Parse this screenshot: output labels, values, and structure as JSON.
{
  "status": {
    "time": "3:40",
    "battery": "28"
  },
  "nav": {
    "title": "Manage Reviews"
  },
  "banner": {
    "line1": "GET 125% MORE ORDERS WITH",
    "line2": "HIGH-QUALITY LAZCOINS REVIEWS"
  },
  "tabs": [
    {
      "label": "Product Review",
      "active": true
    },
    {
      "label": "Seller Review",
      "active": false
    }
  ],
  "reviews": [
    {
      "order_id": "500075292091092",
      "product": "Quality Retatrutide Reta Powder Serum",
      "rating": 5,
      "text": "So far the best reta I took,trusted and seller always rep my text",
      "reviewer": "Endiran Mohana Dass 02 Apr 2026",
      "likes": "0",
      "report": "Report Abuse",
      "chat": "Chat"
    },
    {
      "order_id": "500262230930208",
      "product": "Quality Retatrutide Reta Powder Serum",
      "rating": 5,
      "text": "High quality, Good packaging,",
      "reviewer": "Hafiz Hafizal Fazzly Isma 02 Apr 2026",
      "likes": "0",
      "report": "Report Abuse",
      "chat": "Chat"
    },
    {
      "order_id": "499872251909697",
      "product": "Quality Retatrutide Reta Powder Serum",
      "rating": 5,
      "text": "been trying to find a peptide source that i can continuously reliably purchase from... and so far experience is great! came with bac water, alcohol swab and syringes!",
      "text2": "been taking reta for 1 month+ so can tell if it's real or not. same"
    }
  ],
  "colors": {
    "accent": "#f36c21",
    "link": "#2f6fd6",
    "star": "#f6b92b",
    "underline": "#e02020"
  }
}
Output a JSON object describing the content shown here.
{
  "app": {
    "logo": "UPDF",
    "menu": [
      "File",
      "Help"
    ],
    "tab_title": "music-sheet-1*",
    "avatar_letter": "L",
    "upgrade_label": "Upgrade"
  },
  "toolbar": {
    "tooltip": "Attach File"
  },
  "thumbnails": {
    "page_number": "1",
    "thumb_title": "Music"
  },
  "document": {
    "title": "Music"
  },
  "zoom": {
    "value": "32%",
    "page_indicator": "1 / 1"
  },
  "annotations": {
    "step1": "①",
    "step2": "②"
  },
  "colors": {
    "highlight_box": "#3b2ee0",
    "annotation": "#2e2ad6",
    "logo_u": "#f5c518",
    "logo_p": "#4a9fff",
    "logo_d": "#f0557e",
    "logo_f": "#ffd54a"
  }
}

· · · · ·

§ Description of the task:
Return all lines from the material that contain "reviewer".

§ Worked solution:
      "reviewer": "Endiran Mohana Dass 02 Apr 2026",
      "reviewer": "Hafiz Hafizal Fazzly Isma 02 Apr 2026",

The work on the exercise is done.